(Records drawn from a dataset)
□ □ □ □ □ □ □
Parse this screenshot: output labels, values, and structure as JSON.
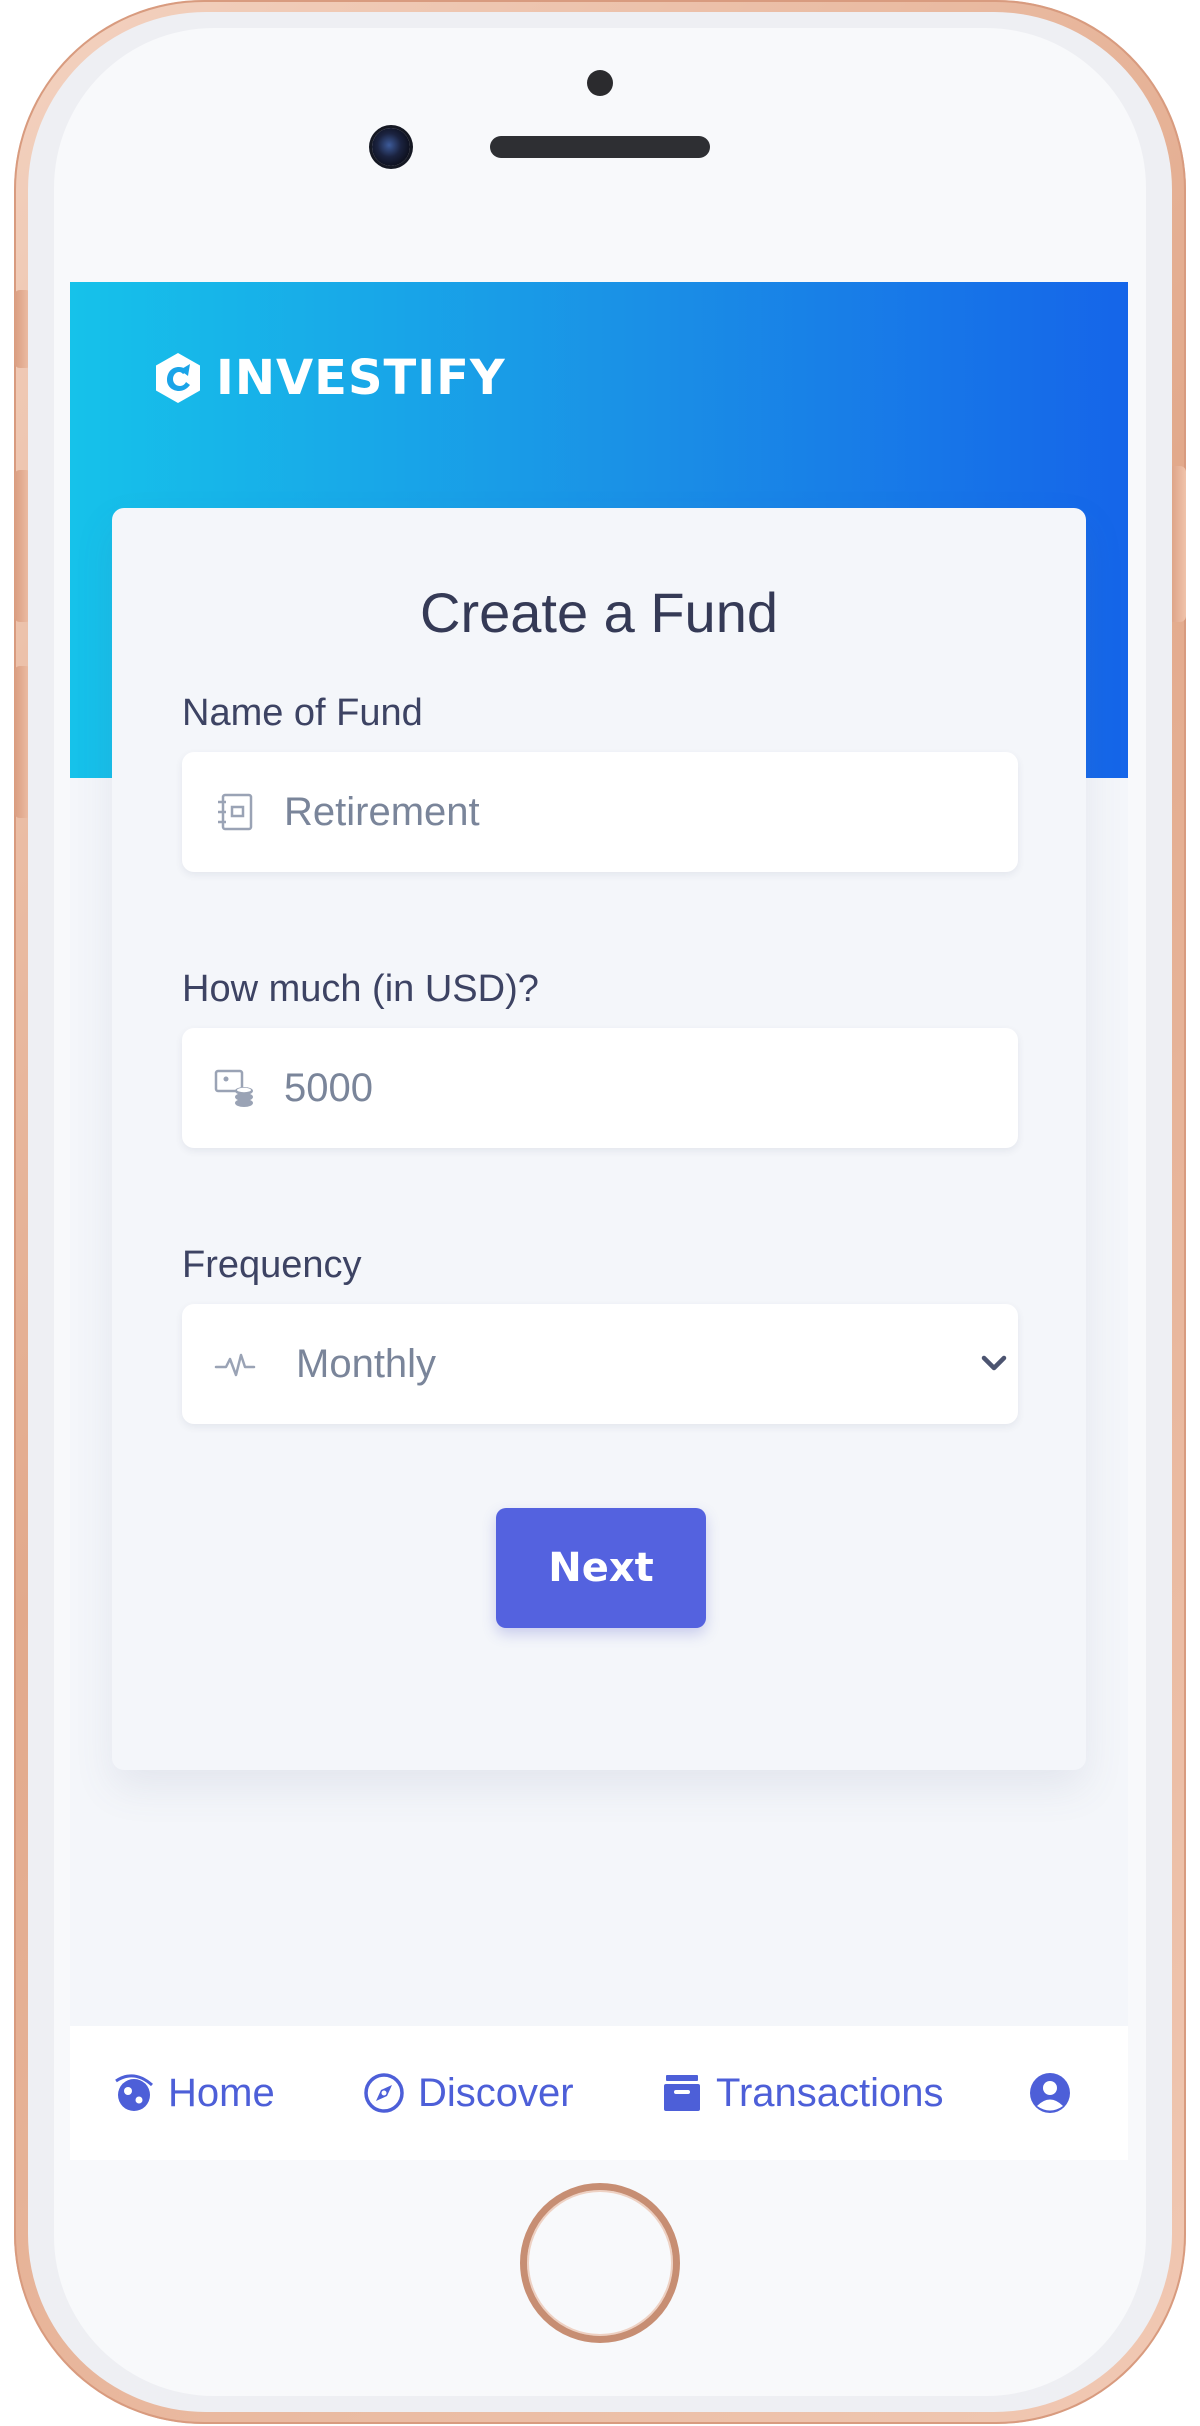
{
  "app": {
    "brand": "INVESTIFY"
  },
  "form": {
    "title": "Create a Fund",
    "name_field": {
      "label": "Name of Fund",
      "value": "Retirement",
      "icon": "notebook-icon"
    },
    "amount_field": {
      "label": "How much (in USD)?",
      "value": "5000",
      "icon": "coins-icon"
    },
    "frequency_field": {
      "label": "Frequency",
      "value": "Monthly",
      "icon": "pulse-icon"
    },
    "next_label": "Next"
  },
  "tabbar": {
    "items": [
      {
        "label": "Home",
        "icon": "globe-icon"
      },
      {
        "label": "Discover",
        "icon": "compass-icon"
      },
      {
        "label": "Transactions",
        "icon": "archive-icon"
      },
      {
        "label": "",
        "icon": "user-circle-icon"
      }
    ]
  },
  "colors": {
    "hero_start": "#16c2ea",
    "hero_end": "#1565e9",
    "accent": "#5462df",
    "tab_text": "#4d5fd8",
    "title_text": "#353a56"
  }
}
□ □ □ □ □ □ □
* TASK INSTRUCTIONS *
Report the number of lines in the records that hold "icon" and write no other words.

* SOLUTION FOR THIS PROBLEM *
7